======== Material to process

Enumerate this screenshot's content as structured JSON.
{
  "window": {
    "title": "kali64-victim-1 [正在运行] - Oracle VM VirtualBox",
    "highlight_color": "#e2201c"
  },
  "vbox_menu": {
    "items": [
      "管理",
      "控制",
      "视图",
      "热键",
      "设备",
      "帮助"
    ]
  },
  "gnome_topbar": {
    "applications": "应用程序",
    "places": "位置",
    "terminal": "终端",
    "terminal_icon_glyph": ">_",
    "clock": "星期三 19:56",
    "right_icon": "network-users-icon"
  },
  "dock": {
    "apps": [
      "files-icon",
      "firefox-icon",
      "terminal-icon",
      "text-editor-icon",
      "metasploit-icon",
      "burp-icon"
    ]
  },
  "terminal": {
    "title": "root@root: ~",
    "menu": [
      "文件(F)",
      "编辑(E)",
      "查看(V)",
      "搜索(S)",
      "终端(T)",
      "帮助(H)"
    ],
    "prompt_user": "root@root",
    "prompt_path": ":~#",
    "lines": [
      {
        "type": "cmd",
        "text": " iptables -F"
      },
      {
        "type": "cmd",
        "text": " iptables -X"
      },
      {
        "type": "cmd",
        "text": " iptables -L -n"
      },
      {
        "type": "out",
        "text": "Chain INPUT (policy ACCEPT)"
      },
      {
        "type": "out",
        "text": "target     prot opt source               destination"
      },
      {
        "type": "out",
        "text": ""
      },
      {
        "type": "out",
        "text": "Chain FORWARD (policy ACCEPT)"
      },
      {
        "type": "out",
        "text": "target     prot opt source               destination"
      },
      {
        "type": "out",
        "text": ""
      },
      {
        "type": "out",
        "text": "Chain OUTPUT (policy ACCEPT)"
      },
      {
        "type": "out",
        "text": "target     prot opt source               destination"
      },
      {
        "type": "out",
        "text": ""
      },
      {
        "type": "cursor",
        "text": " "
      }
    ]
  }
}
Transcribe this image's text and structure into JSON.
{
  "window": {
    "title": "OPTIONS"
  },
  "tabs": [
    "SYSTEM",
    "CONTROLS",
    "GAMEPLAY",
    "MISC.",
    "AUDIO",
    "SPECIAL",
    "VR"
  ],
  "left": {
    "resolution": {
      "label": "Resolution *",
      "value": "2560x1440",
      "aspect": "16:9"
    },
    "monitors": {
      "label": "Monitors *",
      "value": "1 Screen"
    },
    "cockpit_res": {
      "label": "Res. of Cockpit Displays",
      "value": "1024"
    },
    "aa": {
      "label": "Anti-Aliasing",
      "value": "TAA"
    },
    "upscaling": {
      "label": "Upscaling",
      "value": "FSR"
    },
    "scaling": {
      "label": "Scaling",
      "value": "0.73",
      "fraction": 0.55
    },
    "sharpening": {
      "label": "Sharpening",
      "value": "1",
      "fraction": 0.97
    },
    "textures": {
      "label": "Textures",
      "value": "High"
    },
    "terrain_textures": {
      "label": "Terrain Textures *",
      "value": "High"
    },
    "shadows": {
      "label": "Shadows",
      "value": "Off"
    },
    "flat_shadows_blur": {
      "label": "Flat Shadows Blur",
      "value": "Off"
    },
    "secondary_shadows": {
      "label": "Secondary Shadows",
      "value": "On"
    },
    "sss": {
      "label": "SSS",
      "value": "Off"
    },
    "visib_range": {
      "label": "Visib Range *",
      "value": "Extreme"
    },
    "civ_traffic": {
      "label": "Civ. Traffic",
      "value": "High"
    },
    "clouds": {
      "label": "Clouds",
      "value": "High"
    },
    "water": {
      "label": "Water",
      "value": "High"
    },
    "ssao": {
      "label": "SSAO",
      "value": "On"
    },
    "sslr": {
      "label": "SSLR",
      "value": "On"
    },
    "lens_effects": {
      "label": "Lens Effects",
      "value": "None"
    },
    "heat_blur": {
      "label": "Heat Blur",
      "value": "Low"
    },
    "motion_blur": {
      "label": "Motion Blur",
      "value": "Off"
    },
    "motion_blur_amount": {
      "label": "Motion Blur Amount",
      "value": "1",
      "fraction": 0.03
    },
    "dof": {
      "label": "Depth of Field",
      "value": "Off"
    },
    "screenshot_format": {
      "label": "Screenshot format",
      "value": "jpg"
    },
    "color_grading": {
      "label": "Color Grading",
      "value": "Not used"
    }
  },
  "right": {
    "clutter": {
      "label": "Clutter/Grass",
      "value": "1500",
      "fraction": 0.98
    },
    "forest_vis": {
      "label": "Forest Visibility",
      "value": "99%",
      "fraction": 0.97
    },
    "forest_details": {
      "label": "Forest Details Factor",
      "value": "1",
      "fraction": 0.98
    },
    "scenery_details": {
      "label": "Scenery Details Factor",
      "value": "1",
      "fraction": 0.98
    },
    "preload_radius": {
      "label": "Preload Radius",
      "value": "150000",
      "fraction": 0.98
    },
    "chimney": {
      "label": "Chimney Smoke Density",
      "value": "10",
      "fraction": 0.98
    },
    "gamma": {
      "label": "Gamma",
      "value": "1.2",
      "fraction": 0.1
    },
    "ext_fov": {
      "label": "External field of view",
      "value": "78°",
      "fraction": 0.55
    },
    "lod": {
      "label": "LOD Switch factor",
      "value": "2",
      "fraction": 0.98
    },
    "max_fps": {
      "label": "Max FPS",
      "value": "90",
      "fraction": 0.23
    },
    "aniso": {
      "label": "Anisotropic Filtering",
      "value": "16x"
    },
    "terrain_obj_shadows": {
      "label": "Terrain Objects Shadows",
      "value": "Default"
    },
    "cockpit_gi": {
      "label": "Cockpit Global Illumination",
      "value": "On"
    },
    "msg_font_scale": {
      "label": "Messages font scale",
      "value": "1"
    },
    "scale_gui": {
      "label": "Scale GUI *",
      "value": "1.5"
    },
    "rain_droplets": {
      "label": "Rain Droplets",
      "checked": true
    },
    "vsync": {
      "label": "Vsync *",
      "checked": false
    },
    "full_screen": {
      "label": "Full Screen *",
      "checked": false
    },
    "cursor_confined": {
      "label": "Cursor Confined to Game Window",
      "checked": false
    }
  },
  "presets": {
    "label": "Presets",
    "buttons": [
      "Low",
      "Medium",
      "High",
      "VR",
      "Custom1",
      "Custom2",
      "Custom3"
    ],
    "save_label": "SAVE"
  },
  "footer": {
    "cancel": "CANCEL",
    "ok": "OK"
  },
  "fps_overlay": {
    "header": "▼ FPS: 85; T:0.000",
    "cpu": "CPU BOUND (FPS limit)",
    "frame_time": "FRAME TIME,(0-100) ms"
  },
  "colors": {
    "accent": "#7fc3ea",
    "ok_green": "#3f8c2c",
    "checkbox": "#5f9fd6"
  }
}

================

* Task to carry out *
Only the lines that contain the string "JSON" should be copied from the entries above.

* Expected output *
Enumerate this screenshot's content as structured JSON.
Transcribe this image's text and structure into JSON.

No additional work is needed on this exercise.